For sure, opinion surveys appear to show that Poles have become increasingly tolerant towards LGBT lifestyles in recent years. For example, a November 2017 CBOS survey found that the number of respondents who felt that homosexuality should not be tolerated fell from 41 per cent in April 2001 to only 24 per cent, while the number who said that it was something normal increased from five per cent to 16 per cent over the same period. Although conservative politicians and commentators warn of a ratchet effect, to many Poles legal recognition of same-sex civil partnerships does not appear to be a particular threat to them in their everyday lives. The LGBT lobby cite a February IPSOS poll published by the OKO.press portal, showing that a majority (56 per cent) support such unions, as a key piece of evidence of apparent value change in Polish society (although other polls show less support, partly depending on how the question is phrased).

Nonetheless, beyond the larger towns and cities Poland remains a culturally conservative country and tolerance of LGBT lifestyles is certainly not unconditional. For example, the same November 2017 CBOS survey found that a majority (55 per cent) of Poles still felt still that, although homosexuality could be tolerated, it was not something normal. Substantial majorities of Poles remain opposed to same-sex marriage and they are overwhelmingly against adoption of children by same-sex couples. A lot depends on how the debate is framed and popular acceptance starts to decline when the LGBT agenda moves beyond how individuals choose to live their private lives and into areas which Poles feel belong to the realm of the family. This is exemplified by attitudes towards the particularly sensitive topic of sex education in schools, where most Poles are hostile to proposals felt to clash with traditional moral codes or seen to be promoting an approach to the subject or version of sexual relations that many parents do not approve of. For example, a March IBRiS poll for the ‘Super Express’ newspaper found that 64 per cent of respondents felt that parents and families should be the primary educators of children in matters of sexual education (30 per cent disagreed).

Turnout will be key

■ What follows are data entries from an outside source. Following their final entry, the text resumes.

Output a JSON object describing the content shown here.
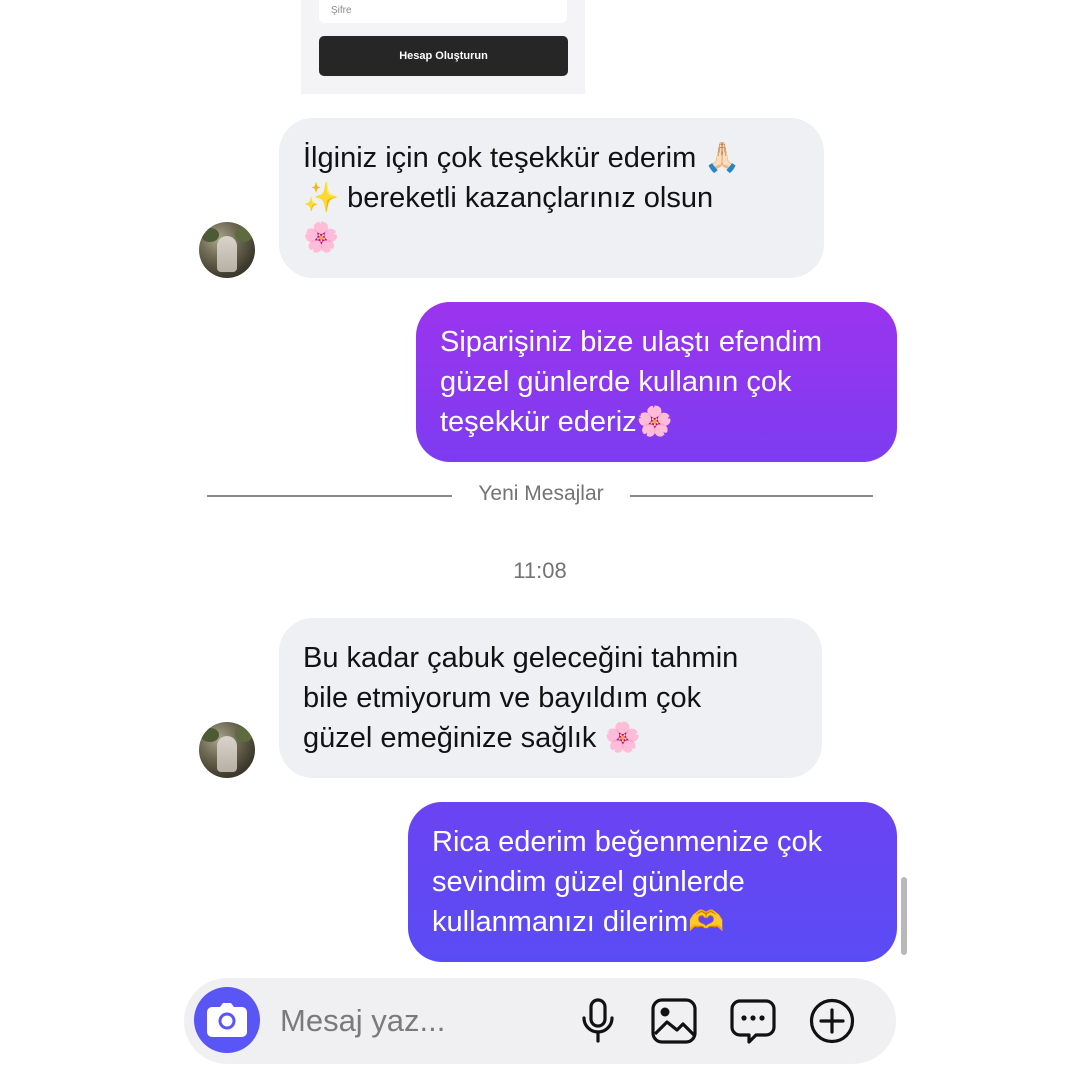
{
  "shared_card": {
    "password_placeholder": "Şifre",
    "create_account_label": "Hesap Oluşturun"
  },
  "messages": [
    {
      "direction": "incoming",
      "text": "İlginiz için çok teşekkür ederim 🙏🏻\n✨ bereketli kazançlarınız olsun\n🌸"
    },
    {
      "direction": "outgoing",
      "text": "Siparişiniz bize ulaştı efendim\ngüzel günlerde kullanın çok\nteşekkür ederiz🌸"
    },
    {
      "direction": "incoming",
      "text": "Bu kadar çabuk geleceğini tahmin\nbile etmiyorum ve bayıldım çok\ngüzel emeğinize sağlık 🌸"
    },
    {
      "direction": "outgoing",
      "text": "Rica ederim beğenmenize çok\nsevindim güzel günlerde\nkullanmanızı dilerim🫶"
    }
  ],
  "divider_label": "Yeni Mesajlar",
  "timestamp": "11:08",
  "composer": {
    "placeholder": "Mesaj yaz...",
    "icons": [
      "camera-icon",
      "microphone-icon",
      "gallery-icon",
      "sticker-icon",
      "add-icon"
    ]
  },
  "colors": {
    "outgoing_bubble_1": "#8a38f0",
    "outgoing_bubble_2": "#6247f3",
    "incoming_bubble": "#eff0f3",
    "camera_button": "#5a55f5"
  }
}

Poland’s EP election campaign is very evenly matched with opinion polls showing Law and Justice and the European Coalition running neck-and-neck, so apparently relatively minor events or issues could determine the final outcome. Turnout will be crucial and, although this is likely to be higher than usual, it will still be the most loyal and committed party supporters who vote, so mobilising these core electorates remains the key to victory. Although Law and Justice planned to make its main campaign theme a generous package of new social welfare spending promises and tax cuts, the Warsaw charter and Mr Rabiej’s comments created an opportunity for the ruling party to bring the LGBT issue to fore. It is certainly a polarising issue that strikes an emotional chord with many Poles because it involves a clash of basic moral-cultural values and thus maps on to some of the deepest divisions in Polish society. For sure, raising the salience of this very controversial issue certainly carries risks for Law and Justice and could prove to be a double-edged sword. By increasing the polarisation of the political scene in this way, Law and Justice could up strengthening the resolve of its urban liberal opponents to turn out and vote. However, if, in the process, it mobilises even more of the ruling party’s core supporters in small-town and rural areas, where EP election turnout is traditionally low, it could be worth the risk.

The views expressed in this opinion editorial are the author’s own and do not necessarily reflect Emerging Europe’s editorial policy.